That’s a good description of a formula Apple has used with success for many of its devices. Services are much more varied. There are some services that arguably follow this model (the App Store, iTunes Store, and Apple Pay come to mind).
However, a lot of Apple’s existing cloud services don’t really fit this model. For instance, I wouldn’t really say that Apple Music, iCloud, Apple Maps, or Apple Books were launched into sectors where existing products were hard to use or are that much easier to use than Spotify, Dropbox, Google Maps, or Amazon Kindle are. These services seem to be built on the formula, “take something a third party is doing, develop our own version, integrate it into our OS, hardware, billing, etc.” That seems to be what Apple is planning for the TV service.
I sort of fear we are running headlong into a problem that we were trying to get rid of in the beginning: we all wanted to cut the cable cord and have more choice about what we were consuming, and being able to consume it on demand. But now the landscape is diversified with so many different services, that I feel like I’m once again paying for content from a multitude of service providers but enjoying very few things.
Apple is looking for new revenue streams now that the iPhone is peaking and services Is a future they, and everyone else, is seeking these days. They have done a good job, IMO, with music, and the HomePod is a fine piece of hardware like most of what they sell.
Siri, on the other hand, is a distant third in the digital assistant race. And iCloud is still missing many features offered by Dropbox and Google.
Apple’s services seem “bolted on”. Like they are doing things that are not in their DNA. Perhaps that is only because they are still relatively new to the services game.
It will be interesting to see what they present on Monday.
How successful has Apple been in those areas, though? I’d argue that Spotify, Google Maps and Amazon Kindle, at least, have beaten Apple precisely because Apple doesn’t differentiate beyond those services; Apple doesn’t offer anything hugely better than the incumbents.
And Dropbox itself seems to be having trouble compared with Google Drive, which offers document and file storage combined with document editing and collaboration.

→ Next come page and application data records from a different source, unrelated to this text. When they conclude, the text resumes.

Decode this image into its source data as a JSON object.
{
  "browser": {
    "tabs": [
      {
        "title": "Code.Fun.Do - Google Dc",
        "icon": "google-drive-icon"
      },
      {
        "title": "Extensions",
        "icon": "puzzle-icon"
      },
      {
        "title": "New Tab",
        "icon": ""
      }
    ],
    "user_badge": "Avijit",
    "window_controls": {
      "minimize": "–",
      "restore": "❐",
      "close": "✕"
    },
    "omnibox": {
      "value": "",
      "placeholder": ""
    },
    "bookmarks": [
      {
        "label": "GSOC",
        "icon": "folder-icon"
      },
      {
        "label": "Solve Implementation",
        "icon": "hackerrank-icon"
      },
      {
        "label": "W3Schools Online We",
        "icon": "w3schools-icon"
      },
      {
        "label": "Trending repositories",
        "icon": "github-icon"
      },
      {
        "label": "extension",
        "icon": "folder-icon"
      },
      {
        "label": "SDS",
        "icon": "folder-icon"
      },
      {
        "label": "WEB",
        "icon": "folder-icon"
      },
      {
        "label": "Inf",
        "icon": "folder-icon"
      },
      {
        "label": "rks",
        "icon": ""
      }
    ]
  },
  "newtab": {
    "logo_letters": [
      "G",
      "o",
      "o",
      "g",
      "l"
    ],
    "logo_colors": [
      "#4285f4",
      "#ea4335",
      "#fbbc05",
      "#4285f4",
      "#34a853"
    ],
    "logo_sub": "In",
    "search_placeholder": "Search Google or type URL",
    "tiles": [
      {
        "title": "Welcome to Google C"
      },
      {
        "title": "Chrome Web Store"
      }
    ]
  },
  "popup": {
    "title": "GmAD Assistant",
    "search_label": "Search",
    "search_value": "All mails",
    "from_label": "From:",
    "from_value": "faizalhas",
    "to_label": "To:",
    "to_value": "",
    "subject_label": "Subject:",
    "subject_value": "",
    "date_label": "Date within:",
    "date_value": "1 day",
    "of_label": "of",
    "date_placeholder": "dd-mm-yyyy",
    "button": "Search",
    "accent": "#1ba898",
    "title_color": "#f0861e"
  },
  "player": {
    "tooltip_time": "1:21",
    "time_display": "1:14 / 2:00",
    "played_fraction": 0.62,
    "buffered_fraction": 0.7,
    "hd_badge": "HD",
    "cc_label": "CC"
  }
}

I think the whole point of Apple’s TV app is to make all of these streaming services less confusing by organizing and commoditizing them, just like they did with video sales in iTunes. The difference this time is they are (presumably) selling some of the content themselves, too. I think their new service will be just another option in the TV app.
I don’t know how good they are at production, but selling/providing media has been a big part of Apple for so long that I am confident they’ll do well at this. Even little things like the quality of the articles and art in the iOS and Mac App Stores are positive signs that they can do this, to me.
I’m not sure I’d say Spotify has beaten Apple Music (at least in the US)…Apple has tons of growth and started years after Spotify. I know Spotify has more subscribers, especially internationally, but again I’d point to how many years of a head start Spotify got.
Which also ties into Maps. How are we defining Google beating Apple? Anecdotally people tend to love Google’s accuracy and search. But Apple started years after, following the breakup between the two. I’d say for many, Apple Maps is on par. If you are comparing installed devices then Apple will never win since there are more Android phones, but that doesn’t mean Google beat Apple.
I’d agree Amazon has beaten Apple, but primarily (again) because they had an early entry/leg up COMBINED with the fact they have e-ink readers and are on every platform.
So all these companies may be in the lead by subscriber/user, but that doesn’t mean Apple is beaten. They started later and are seeing very healthy increase in services revenue due in large part to Apple Music, I’d bet (and covering their paltry storage offerings).
Apple does differentiate by trying to bake in their service to the OS more. Time will tell how some of the antitrust cases will change that.